Defense Secretary James Mattis told his counterparts from 27 other NATO nations Wednesday to increase defense spending by the end of the year or the United States will “moderate its commitment” to the alliance.
“No longer can the American taxpayer carry a disproportionate share of the defense of Western values,” he said at his first NATO defense ministers meeting in Brussels. “Americans cannot care more for your children’s future security than you do.”
The warning echoed remarks that President Trump has continually made about NATO nations not paying their fair share. “We are getting ripped off by every country in NATO, where they pay virtually nothing, most of them. And we’re paying the majority of the costs,” he said last March. But while Trump has called NATO “obsolete,” Mattis praised the alliance as “a fundamental bedrock for the United States and for all the trans-Atlantic community.”
In further contrast with his boss, Mattis also called Russia out by name, chiding the nation for “using force to alter the borders of one of its sovereign neighbors.”
The calls for NATO members to increase their defense spending are not new.
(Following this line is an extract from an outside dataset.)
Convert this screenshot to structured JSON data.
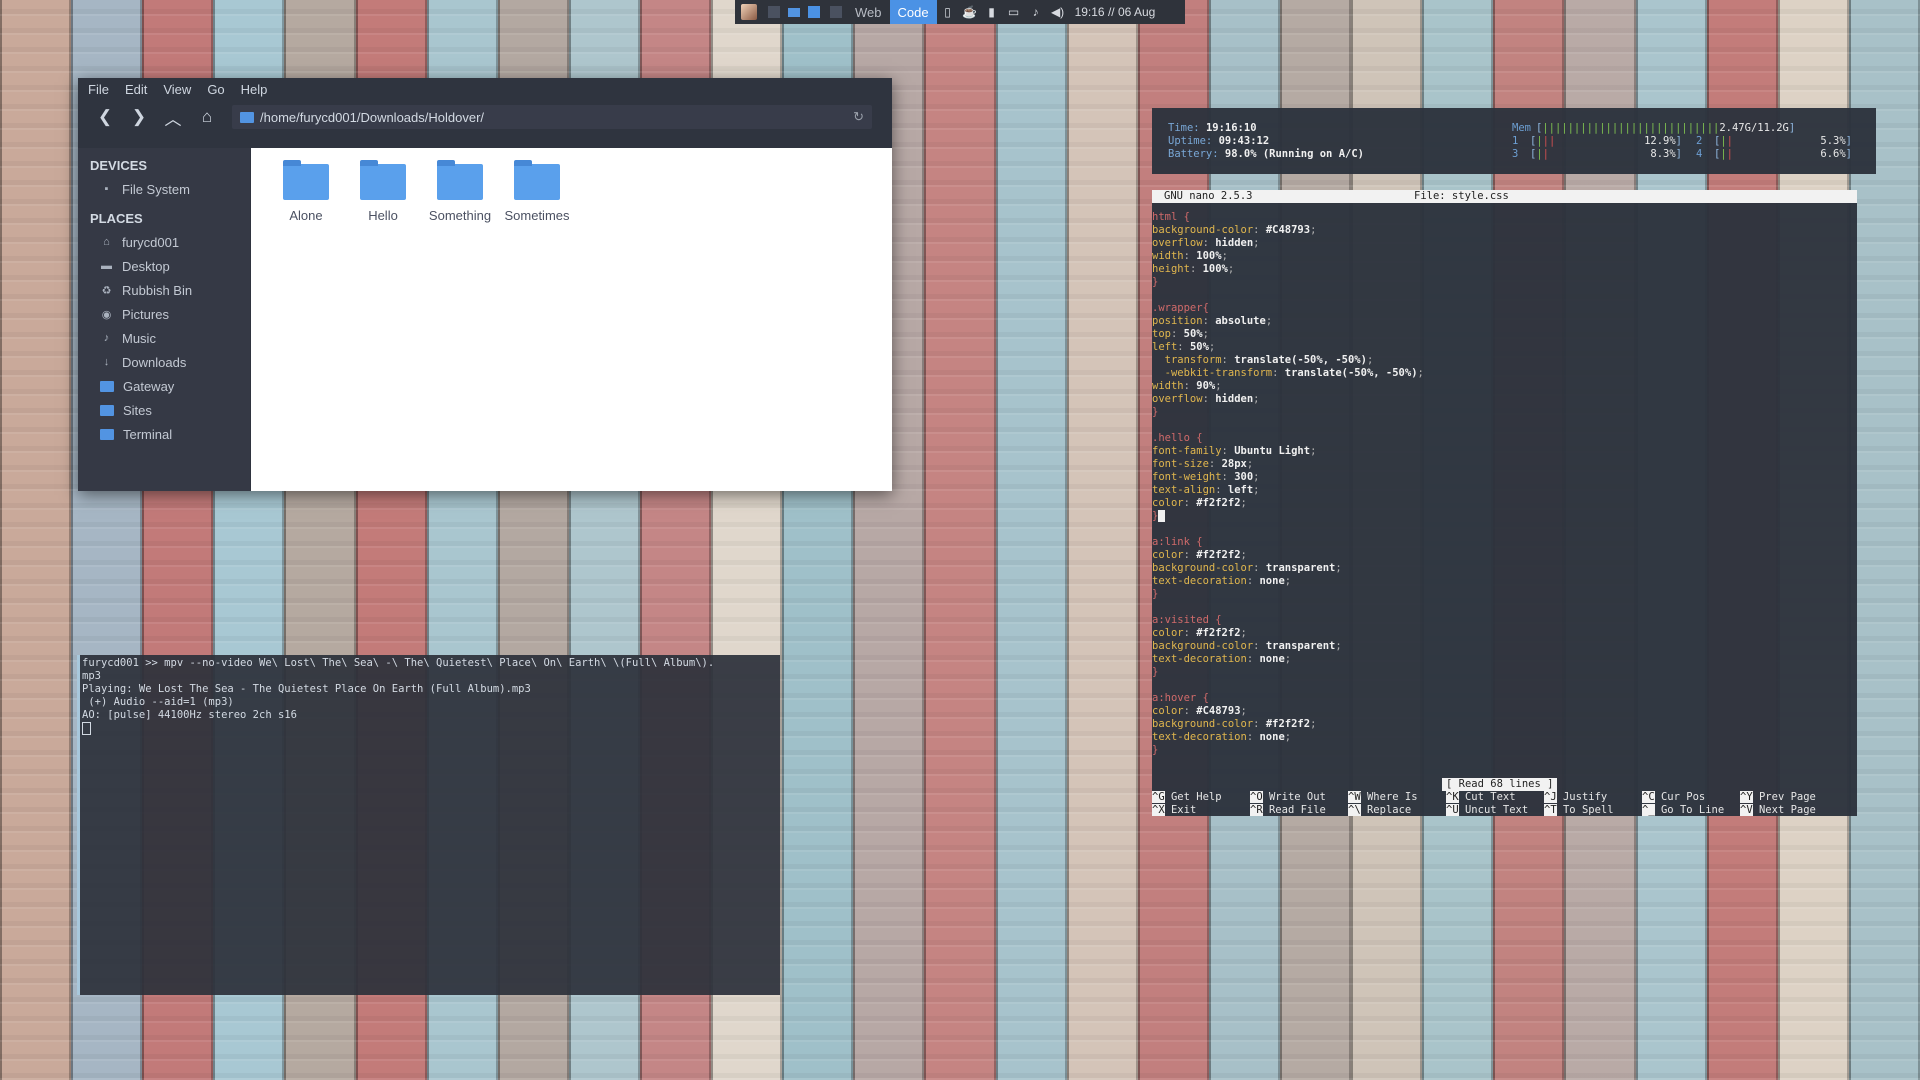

President Obama’s Defense Secretaries, Robert Gates, Chuck Hagel, and Ash Carter, all pushed for more spending to strengthen NATO. Still, Mattis’s threat that the U.S. may back away from its commitment if allies don’t pony up by a set date appears to go further than his predecessors ever did.